As I said earlier, the fans on both the Hyper 612 PWM and GeminII S524 are identical both cosmetically and statistically. Each fan operates on 12V, use PWM 4-pin plugs, and pull a maximum of 0.37A — making them around 4.5W each. The undersides of the fan clips of the Hyper 612 PWM have a rubber spacer on each corner, which will absorb some of the vibration of the fan. The GeminII S524 fan or clip does not have these, although I expect with its cantilevered construction that it will absorb some vibration on its own.

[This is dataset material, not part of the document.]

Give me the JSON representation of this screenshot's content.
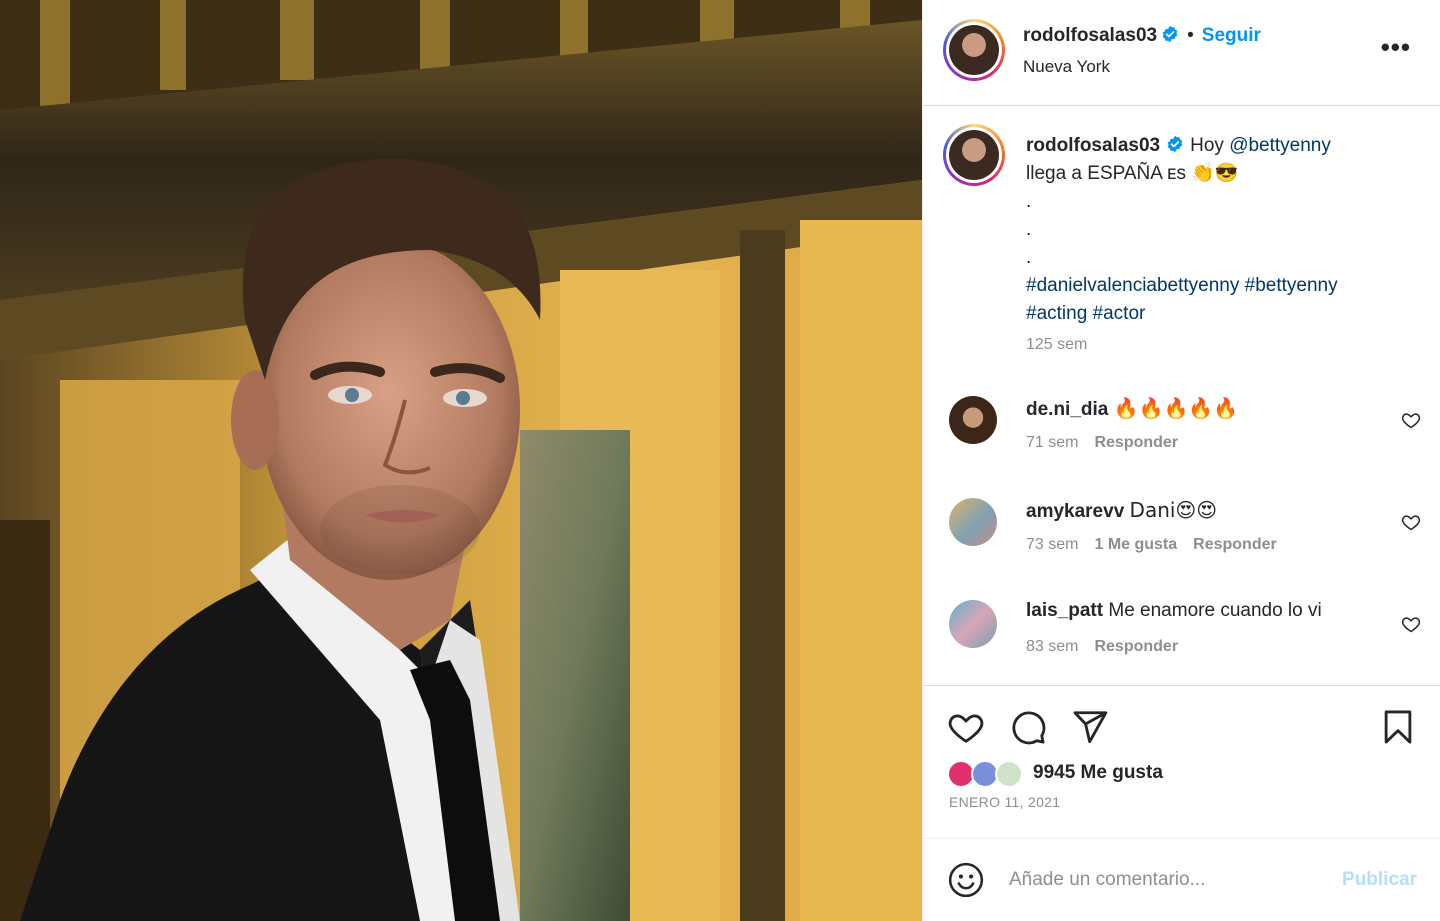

The installation hardware between the coolers is slightly different, but for the most part they are the same. On a side note, the Intel installation kit as shown is identical between the two. First, the "legs", as I'll call them, are each fastened into the base of the cooler using the provided screws. The required backplate is placed on the back side of the motherboard, and the threaded portion from each leg is pushed through the backplate and secured in place using the provided nuts. At first I thought that the springs on each corner are for evening the compression over the processor, but in fact are there to hold the pegs in the correct slot depending on which Intel socket is used. Not having a spring mechanism doesn't immediately mean BAD, but I've generally had a lot better luck with them since it's a lot easier to get the compression even. However with proper machining and manufacturing tolerances, there shouldn't be any worry!
Once the coolers are installed, they look quite nice inside of the Corsair Graphite Series 600T! The Hyper 612 PWM is absolutely massive and I almost had trouble fitting it inside of the case due to the fan at the top. The GeminII S524 offers a different stance that looks kind of funny when it's so close to the video card. Anyways, now that I've had a chance to get both of them installed, the testing will commence shortly. First, I will share the manufacturer-provided specifications and features on the next page.